== HOW TO COMPLETE THIS TASK ==
Return all lines from the entries below in which the word "themebetter" is present.

== SUPPLIED ENTRIES ==
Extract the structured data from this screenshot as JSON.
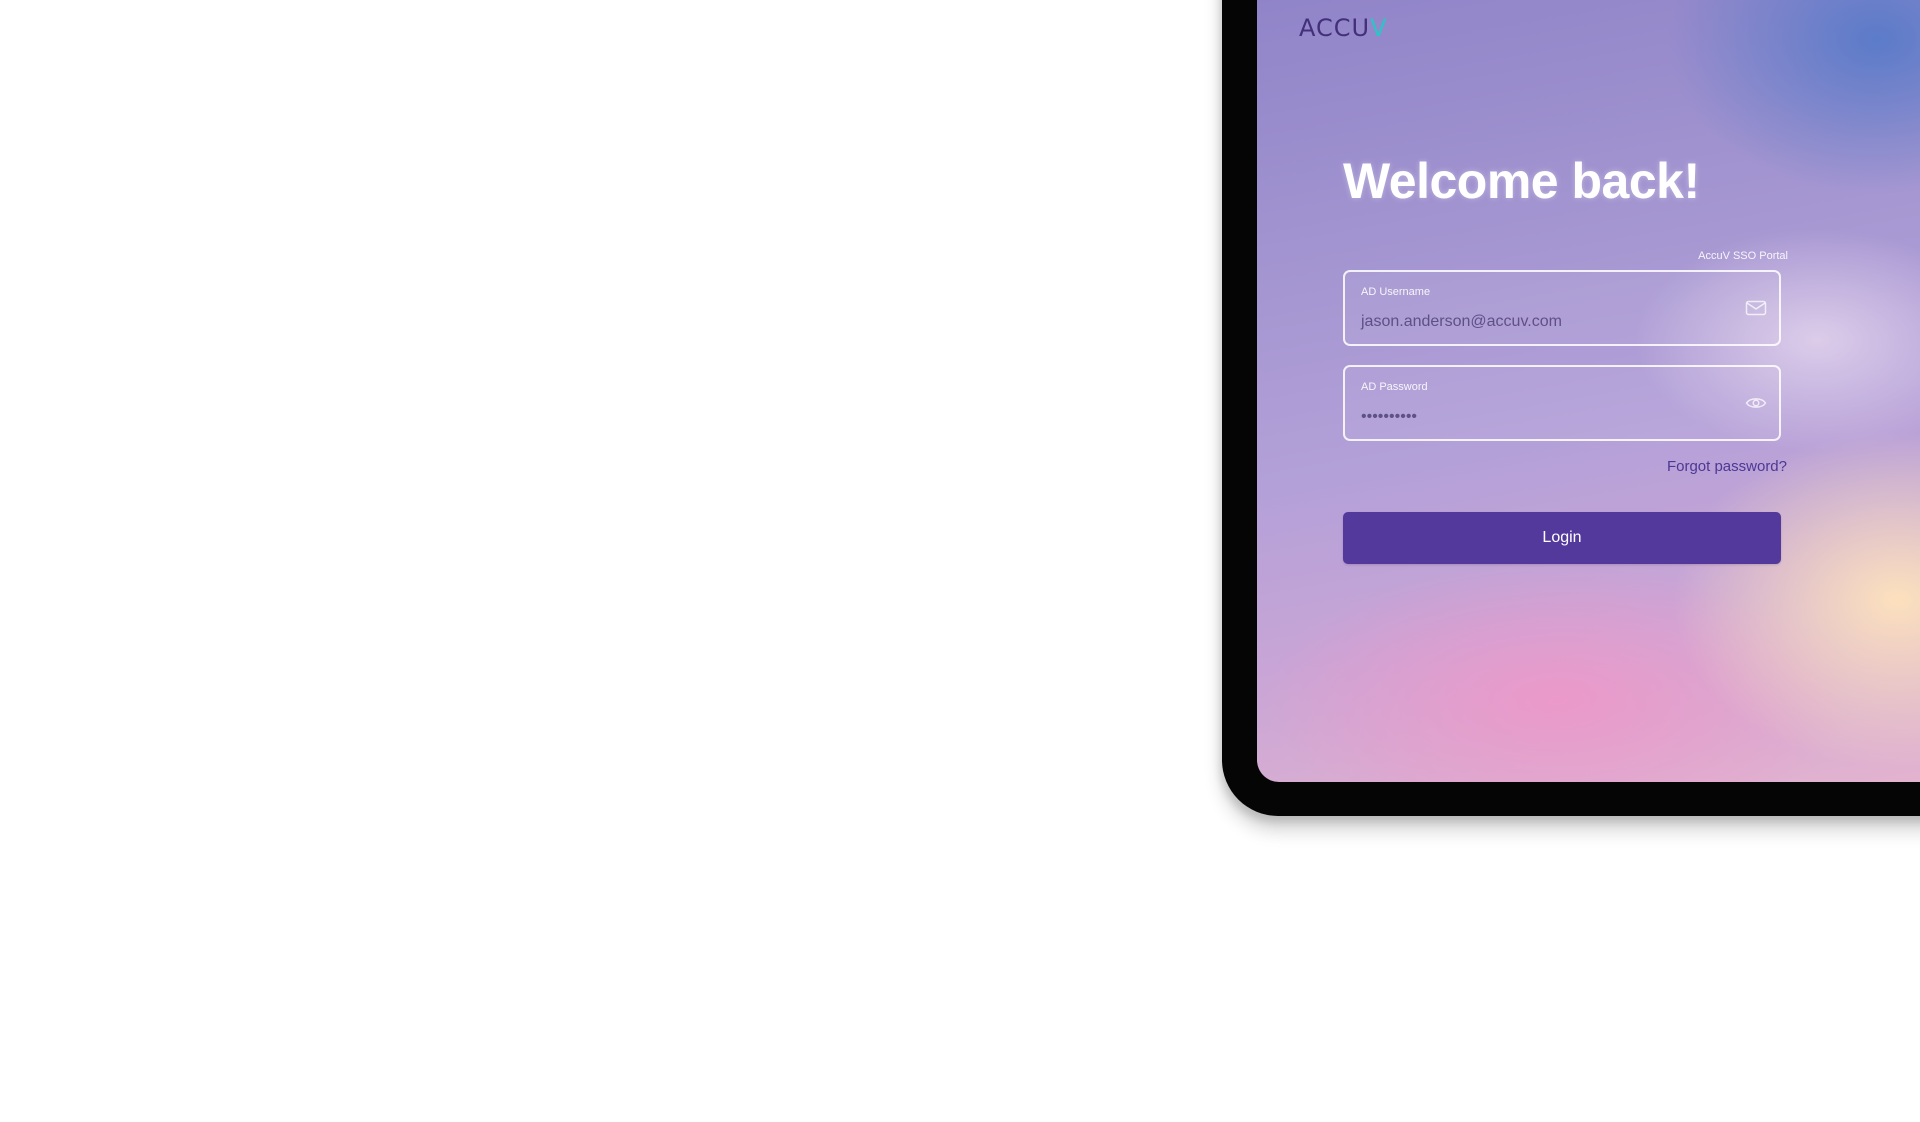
{
  "logo": {
    "prefix": "ACCU",
    "suffix": "V"
  },
  "login": {
    "title": "Welcome back!",
    "portal_label": "AccuV SSO Portal",
    "username": {
      "label": "AD Username",
      "value": "jason.anderson@accuv.com",
      "icon": "mail-icon"
    },
    "password": {
      "label": "AD Password",
      "value": "••••••••••",
      "icon": "eye-icon"
    },
    "forgot_password": "Forgot password?",
    "login_button": "Login"
  },
  "colors": {
    "primary": "#53399c",
    "logo_text": "#43307a",
    "logo_accent": "#2bc5c8",
    "link": "#4c3896"
  }
}
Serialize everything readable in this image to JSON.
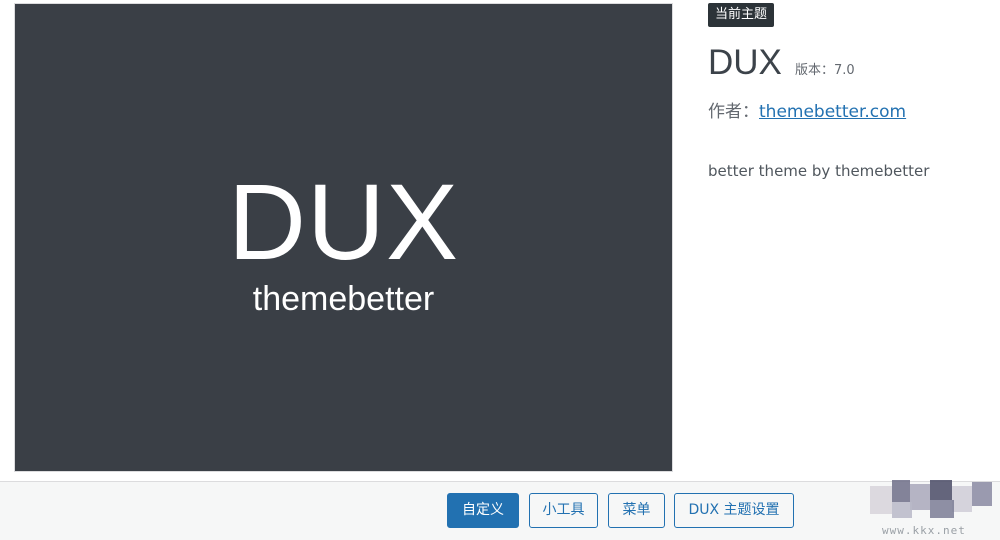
{
  "theme": {
    "badge": "当前主题",
    "name": "DUX",
    "version": "版本：7.0",
    "author_label": "作者：",
    "author_link": "themebetter.com",
    "description": "better theme by themebetter"
  },
  "screenshot": {
    "logo_main": "DUX",
    "logo_sub": "themebetter"
  },
  "actions": {
    "customize": "自定义",
    "widgets": "小工具",
    "menus": "菜单",
    "theme_settings": "DUX 主题设置"
  },
  "watermark": {
    "text": "www.kkx.net"
  },
  "colors": {
    "accent": "#2271b1",
    "screenshot_bg": "#3a3f46",
    "badge_bg": "#2c3338"
  }
}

== SOLUTION TO THIS PROBLEM ==
    "author_link": "themebetter.com",
    "description": "better theme by themebetter"
    "logo_sub": "themebetter"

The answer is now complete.